About this exercise.
Which of the lines in the data below contain the string "category"? Copy each of them.

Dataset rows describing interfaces
——————

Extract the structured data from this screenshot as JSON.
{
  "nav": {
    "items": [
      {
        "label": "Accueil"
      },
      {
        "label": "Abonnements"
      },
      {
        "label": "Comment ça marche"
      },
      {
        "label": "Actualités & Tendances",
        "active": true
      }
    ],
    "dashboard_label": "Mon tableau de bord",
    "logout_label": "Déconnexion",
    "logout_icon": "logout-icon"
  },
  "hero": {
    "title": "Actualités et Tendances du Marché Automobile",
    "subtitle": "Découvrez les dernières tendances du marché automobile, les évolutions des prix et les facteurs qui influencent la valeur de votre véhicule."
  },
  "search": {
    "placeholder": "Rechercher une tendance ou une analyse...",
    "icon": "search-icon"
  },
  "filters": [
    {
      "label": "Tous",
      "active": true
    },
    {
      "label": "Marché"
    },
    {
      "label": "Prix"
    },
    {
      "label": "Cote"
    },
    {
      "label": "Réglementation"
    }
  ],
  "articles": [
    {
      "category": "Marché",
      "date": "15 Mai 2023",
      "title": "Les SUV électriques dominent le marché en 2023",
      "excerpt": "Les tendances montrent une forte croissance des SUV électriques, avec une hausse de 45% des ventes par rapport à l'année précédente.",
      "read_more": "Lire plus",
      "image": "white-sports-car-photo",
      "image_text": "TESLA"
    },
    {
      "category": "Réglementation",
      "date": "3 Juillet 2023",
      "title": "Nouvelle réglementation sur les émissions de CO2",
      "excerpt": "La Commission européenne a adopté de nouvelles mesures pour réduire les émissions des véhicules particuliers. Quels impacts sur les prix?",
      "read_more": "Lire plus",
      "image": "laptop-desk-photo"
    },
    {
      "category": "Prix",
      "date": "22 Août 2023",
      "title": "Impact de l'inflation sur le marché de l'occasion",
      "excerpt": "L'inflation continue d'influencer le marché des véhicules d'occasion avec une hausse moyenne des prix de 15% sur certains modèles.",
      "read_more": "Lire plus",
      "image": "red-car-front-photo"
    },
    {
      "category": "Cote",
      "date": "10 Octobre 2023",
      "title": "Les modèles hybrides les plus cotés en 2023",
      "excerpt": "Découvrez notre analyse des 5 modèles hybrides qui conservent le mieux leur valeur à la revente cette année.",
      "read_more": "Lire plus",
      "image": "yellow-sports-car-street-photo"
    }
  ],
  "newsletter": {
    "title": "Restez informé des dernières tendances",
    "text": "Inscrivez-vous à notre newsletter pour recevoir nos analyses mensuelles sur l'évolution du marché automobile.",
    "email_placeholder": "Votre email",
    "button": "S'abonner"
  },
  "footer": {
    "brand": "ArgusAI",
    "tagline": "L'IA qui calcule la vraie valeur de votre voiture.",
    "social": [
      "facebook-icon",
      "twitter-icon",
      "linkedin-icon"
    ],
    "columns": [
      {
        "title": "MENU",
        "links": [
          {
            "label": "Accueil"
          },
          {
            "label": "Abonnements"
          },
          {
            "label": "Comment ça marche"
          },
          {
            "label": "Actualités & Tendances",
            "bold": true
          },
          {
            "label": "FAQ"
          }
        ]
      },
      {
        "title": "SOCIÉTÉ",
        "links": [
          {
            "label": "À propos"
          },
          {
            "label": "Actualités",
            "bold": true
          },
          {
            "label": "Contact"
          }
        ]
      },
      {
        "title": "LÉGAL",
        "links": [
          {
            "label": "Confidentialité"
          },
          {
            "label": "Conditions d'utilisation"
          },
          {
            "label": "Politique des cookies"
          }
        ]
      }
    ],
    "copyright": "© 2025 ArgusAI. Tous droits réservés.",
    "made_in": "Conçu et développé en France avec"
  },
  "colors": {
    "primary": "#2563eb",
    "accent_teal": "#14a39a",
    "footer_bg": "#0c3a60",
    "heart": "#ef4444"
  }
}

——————

Task output.
      "category": "Marché",
      "category": "Réglementation",
      "category": "Prix",
      "category": "Cote",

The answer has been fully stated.